Ann Marie Habershaw ’84: Looking beyond the heated rhetoric of the presidential campaign
“The voters of this country want our leaders to come together and address the challenges we face,” says Ann Marie Habershaw ’84, CPA, MBA. Habershaw is chief operating officer of Bully Pulpit Interactive, the renowned marketing firm specializing in public affairs, corporate reputation, social impact, and political campaigns. Her resume also includes Chief of Staff and Director of External Affairs for the U.S. Office of Personnel Management, Obama for America, the Democratic National Committee, and the Democratic Congressional Campaign Committee.
"I hope the tone of this election has not turned people off from running for office or working to elect others."

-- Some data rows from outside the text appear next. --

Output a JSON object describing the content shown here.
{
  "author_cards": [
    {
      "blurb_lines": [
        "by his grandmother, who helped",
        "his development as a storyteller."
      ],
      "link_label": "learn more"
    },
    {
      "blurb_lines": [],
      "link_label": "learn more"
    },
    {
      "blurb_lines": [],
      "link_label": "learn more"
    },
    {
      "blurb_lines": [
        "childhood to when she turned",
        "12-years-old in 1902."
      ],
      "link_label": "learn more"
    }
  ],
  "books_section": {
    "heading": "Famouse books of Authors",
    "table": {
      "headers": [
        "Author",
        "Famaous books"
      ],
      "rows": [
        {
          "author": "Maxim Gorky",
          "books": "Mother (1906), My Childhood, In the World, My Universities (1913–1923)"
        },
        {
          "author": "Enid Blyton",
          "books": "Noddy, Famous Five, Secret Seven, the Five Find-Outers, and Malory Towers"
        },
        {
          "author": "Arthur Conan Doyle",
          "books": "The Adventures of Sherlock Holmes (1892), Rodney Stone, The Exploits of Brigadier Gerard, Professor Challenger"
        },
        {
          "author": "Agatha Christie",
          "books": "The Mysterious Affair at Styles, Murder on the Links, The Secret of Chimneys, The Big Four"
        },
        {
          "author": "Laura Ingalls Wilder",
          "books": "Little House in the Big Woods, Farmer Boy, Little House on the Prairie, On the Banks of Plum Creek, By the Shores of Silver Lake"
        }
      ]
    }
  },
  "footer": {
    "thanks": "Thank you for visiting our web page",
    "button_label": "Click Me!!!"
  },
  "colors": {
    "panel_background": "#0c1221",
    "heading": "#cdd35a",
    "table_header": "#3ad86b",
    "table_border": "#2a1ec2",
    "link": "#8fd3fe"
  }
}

“The tone of this election has been the worst I have seen in my life and I worry about what we will do on November 9,” she says. “One way or another we will have a new President. We have to decide how we come together and be one again.”
Habershaw notes that history was made in July when Hillary Clinton became the first woman nominee of a major party. The nomination "has created an opportunity for a lot of discussions (and arguments) about how differently men and women, particularly in leadership roles, are often treated and looked upon. Women voters are paying attention to the coverage of this campaign, even those who are not supporters of Hillary Clinton. Women have been reminded of the time when they were told to smile more, not speak so loudly, not be so ambitious. I will be interested to dig in more to how women impacted the vote."
Will the heated rhetoric that characterized this campaign season take a lasting toll, especially on young men and women? Habershaw asks. “I worry that young people will be discouraged from running for office, from working on campaigns, or in the halls of Congress. I have had the most incredible experiences in politics, working to elect people I believed in, working for something so very important with amazing and passionate people. Wanting to serve is honorable and I hope the tone of this election has not turned people off to running for office or working to elect others.”